(Component data from apps and pages)
[Start of section]

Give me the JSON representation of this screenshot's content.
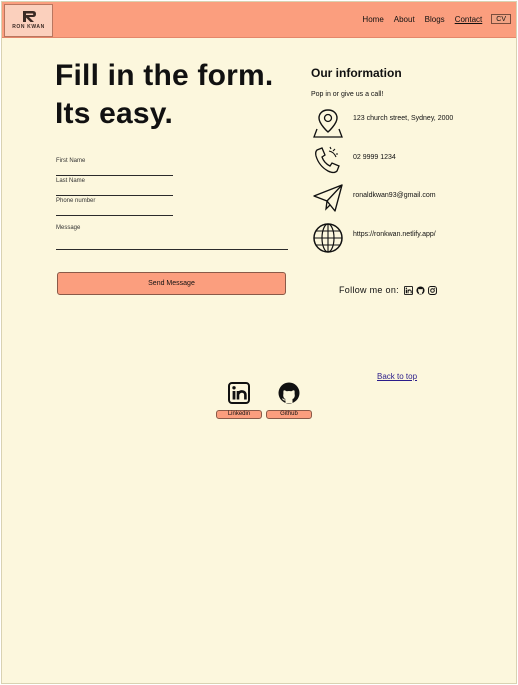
{
  "brand": {
    "logo_text": "RON KWAN"
  },
  "nav": {
    "items": [
      {
        "label": "Home"
      },
      {
        "label": "About"
      },
      {
        "label": "Blogs"
      },
      {
        "label": "Contact"
      }
    ],
    "cv_label": "CV"
  },
  "form": {
    "heading_line1": "Fill in the form.",
    "heading_line2": "Its easy.",
    "first_name_label": "First Name",
    "last_name_label": "Last Name",
    "phone_label": "Phone number",
    "message_label": "Message",
    "send_label": "Send Message"
  },
  "info": {
    "title": "Our information",
    "subtitle": "Pop in or give us a call!",
    "address": "123 church street, Sydney, 2000",
    "phone": "02 9999 1234",
    "email": "ronaldkwan93@gmail.com",
    "website": "https://ronkwan.netlify.app/",
    "follow_label": "Follow me on:"
  },
  "back_to_top": "Back to top",
  "footer": {
    "linkedin_label": "Linkedin",
    "github_label": "Github"
  },
  "colors": {
    "accent": "#fb9e7e",
    "background": "#fcf7dd"
  }
}
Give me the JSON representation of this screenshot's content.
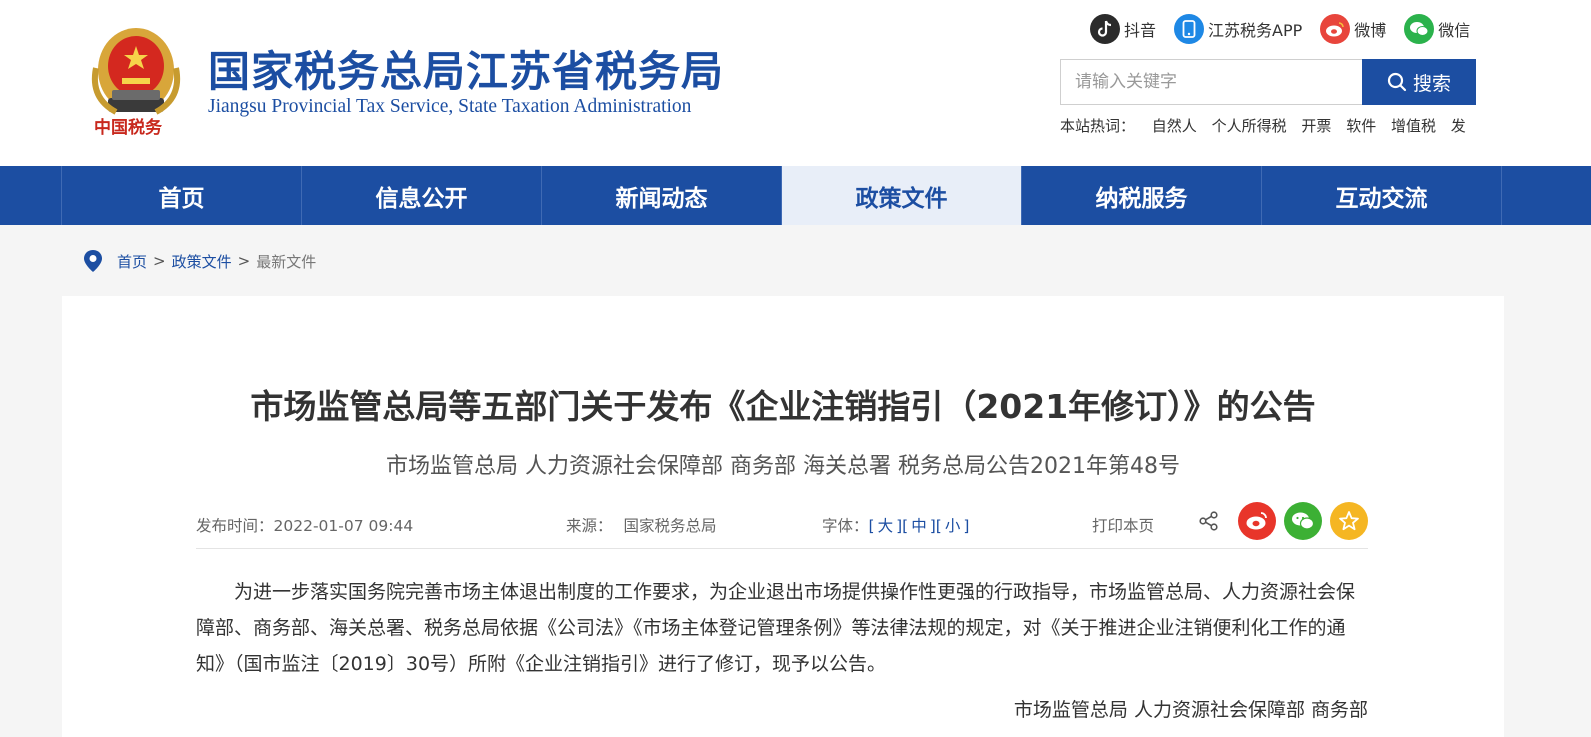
{
  "header": {
    "title_cn": "国家税务总局江苏省税务局",
    "title_en": "Jiangsu Provincial Tax Service, State Taxation Administration",
    "emblem_text": "中国税务",
    "social": [
      {
        "label": "抖音",
        "icon": "tiktok-icon",
        "color": "#2b2b2b"
      },
      {
        "label": "江苏税务APP",
        "icon": "mobile-app-icon",
        "color": "#1e88e5"
      },
      {
        "label": "微博",
        "icon": "weibo-icon",
        "color": "#e8453c"
      },
      {
        "label": "微信",
        "icon": "wechat-icon",
        "color": "#2bb24c"
      }
    ],
    "search": {
      "placeholder": "请输入关键字",
      "button": "搜索"
    },
    "hot": {
      "label": "本站热词：",
      "words": [
        "自然人",
        "个人所得税",
        "开票",
        "软件",
        "增值税",
        "发"
      ]
    }
  },
  "nav": {
    "items": [
      "首页",
      "信息公开",
      "新闻动态",
      "政策文件",
      "纳税服务",
      "互动交流"
    ],
    "active": "政策文件"
  },
  "breadcrumb": {
    "home": "首页",
    "sep": ">",
    "section": "政策文件",
    "current": "最新文件"
  },
  "article": {
    "title": "市场监管总局等五部门关于发布《企业注销指引（2021年修订）》的公告",
    "subtitle": "市场监管总局 人力资源社会保障部 商务部 海关总署 税务总局公告2021年第48号",
    "meta": {
      "date_label": "发布时间：",
      "date": "2022-01-07 09:44",
      "source_label": "来源：",
      "source": "国家税务总局",
      "font_label": "字体：",
      "font_large": "大",
      "font_medium": "中",
      "font_small": "小",
      "print": "打印本页"
    },
    "body": "为进一步落实国务院完善市场主体退出制度的工作要求，为企业退出市场提供操作性更强的行政指导，市场监管总局、人力资源社会保障部、商务部、海关总署、税务总局依据《公司法》《市场主体登记管理条例》等法律法规的规定，对《关于推进企业注销便利化工作的通知》（国市监注〔2019〕30号）所附《企业注销指引》进行了修订，现予以公告。",
    "sign": "市场监管总局  人力资源社会保障部  商务部"
  },
  "colors": {
    "brand_blue": "#1c4ea2",
    "nav_active_bg": "#e8eef8",
    "weibo_red": "#e8352a",
    "wechat_green": "#3cb034",
    "favorite_gold": "#f5b623"
  }
}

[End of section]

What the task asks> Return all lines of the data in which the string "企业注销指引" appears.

Exercise response>
    "title": "市场监管总局等五部门关于发布《企业注销指引（2021年修订）》的公告",
    "body": "为进一步落实国务院完善市场主体退出制度的工作要求，为企业退出市场提供操作性更强的行政指导，市场监管总局、人力资源社会保障部、商务部、海关总署、税务总局依据《公司法》《市场主体登记管理条例》等法律法规的规定，对《关于推进企业注销便利化工作的通知》（国市监注〔2019〕30号）所附《企业注销指引》进行了修订，现予以公告。",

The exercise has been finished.